I appreciate this post is a little different from my usual ones. I thought I’d write about something that interests me and see what people think.
Also, I have Covid. Isolating at home and not seeing another person for days on end is pretty strange. Maybe it’s impacted on this post! 🙂
Erik Emanuelli says
I see you are an avid Reddit user, Rob! So am I.
We live in an uncertain world, where the pandemic has created great changes in economic, social, and political terms.
Few industries have not been hit hard, and one of them is the internet business. Indeed, it has certainly grown.
Wishing you the best for 2022, Rob.
Rob Cubbon says
Wishing you the best for 2022 too, Erik. Yes, I’m a Reddit user although it does have a heavy US bias and I try to limit my time on social media as a whole. Thanks for your message. Good to see you here again.
I beg to differ on your opinions of “boomers”. The Boomer Generation, born 1950’s ÷/- were THE Anti-Establishment Generation-especially in the U.S. The popular slogans were Turn on-Tune in and Drop Out. Don’t trust anyone over 30. As exemplified in the 1969 Woodstock Festival. And trends like long hair on guys, mini-skirts, bikinis and miniskirts on women. The start of Womens Liberation-Feminist movements-as well as war protests Sit-ins, Black Panthers, Counter Culture, drug use, FREE LOVE movement and abortion. The use of the word: antidisentablishmentarianism-porn and vulgar slang. Also the Environmental Activism movement. Now, the young adults are moving to Socialism-that will probably result in more obedience to government control- think Lockdowns, social mask mandates, universal welfare, social censorship, quarantine camps and the ex-patriot movement.
Rob Cubbon says
Hello Rosalie, thank you so much for your comment. And it’s extremely interesting.

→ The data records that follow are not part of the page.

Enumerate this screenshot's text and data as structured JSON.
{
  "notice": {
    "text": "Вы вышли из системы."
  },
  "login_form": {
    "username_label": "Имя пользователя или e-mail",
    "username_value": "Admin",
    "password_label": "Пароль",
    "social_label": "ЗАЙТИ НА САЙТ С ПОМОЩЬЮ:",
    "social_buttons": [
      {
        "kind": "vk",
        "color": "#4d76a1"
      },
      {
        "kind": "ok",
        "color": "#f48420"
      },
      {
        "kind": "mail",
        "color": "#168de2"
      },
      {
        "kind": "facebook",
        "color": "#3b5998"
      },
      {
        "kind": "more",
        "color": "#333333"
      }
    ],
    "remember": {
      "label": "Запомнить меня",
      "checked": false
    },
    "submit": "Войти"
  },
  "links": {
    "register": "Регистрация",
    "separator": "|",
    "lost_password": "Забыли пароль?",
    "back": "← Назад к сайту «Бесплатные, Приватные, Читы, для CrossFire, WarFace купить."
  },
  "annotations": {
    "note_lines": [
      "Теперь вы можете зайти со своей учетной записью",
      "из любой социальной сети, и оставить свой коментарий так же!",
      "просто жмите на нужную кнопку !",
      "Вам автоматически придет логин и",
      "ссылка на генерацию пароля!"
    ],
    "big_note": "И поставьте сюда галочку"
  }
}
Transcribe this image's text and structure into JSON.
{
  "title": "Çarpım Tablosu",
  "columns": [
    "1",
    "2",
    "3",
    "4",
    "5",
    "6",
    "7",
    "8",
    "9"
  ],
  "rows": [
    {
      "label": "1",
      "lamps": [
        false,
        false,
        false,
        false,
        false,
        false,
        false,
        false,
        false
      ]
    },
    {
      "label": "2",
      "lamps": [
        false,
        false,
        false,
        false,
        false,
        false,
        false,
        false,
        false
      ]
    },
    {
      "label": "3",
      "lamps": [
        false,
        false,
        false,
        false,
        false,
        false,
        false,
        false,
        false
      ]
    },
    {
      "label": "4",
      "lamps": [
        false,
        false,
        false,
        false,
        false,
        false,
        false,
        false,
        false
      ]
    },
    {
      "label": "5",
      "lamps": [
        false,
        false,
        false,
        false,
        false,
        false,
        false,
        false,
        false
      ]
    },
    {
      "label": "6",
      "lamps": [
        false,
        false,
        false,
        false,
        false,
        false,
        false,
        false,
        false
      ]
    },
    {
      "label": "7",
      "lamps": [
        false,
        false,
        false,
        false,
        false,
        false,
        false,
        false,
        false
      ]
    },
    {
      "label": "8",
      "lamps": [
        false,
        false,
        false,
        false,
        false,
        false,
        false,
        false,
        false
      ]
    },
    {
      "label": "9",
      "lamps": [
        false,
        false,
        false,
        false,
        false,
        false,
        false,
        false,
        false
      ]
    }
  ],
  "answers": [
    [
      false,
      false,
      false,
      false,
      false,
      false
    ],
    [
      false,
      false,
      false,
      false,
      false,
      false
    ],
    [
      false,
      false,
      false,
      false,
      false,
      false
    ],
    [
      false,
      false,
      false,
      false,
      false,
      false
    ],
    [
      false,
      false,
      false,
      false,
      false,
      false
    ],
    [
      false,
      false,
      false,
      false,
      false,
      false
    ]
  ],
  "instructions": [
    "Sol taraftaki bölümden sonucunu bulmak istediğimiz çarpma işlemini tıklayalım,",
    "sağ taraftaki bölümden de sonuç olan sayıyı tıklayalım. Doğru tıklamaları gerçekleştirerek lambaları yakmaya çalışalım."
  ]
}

Funnily enough, I was worried about referring to the millennials as pro-establishment, as I thought some would disagree with that. However, I didn’t think that anyone would disagree with me referring to the boomers as pro-establishment! Even so, I completely agree with you about the great advances of the counter-culture movements of the 60s. But, for example, The Beatles, Timothy Leary, Germaine Greer, and Martin Luther King, etc., weren’t boomers. The boomers were influenced by these movements in their youth, however, once the boomers grew up, married or had kids, that was the end of their fight with the establishment, they then knuckled down and worked for the man. At least, that’s what people say, isn’t it?
My generation, the much smaller, Gen X, then entered the workforce to find the boomers had all the good jobs which made us more anti-establishment and it forced us to become more entrepreneurial and self-reliant. Again, that was my experience. Other people will disagree.
I may have this all wrong, though.
However, whether the generations after the millennials (the zoomers are only just reaching adulthood now) are more or less establishment is a great question. I think that kids growing up through a pandemic, war and crippling inflation will be an exceptionally battle-hardened and self-reliant generation. But, we’re gonna have to wait a while to find out 🙂
Taking this full circle, the great strides forward of the counter-culture movement, I think, were more as a result of the generations who had experienced depression, poverty and war. In my opinion we’re entering and bad period of greater inequality and conflict. So, with any luck, we’ll experience another great “sixties” moment of counter-culture in the 2030s, 2040s or 2050s! (If I’m still around to experience it).
I hope you don’t think I’m being too hard on the boomers. I’ve got nothing against them, I hate that “OK, boomer” expression. They only did what was best for them in the environment they found themselves in, same as everybody else!
Matthew Koumis says
I just wanted to say thank you Rob because I found your Udemy course very helpful about selling ebooks and videos online. So then I came to check out your website. I am a classical musician Brit living in Taiwan, if you ever come on holiday over here do get in touch!
Rob Cubbon says
Hey Matthew, thanks for reaching out. How interesting! If you’re ever in Chiang Mai, Thailand, let me know.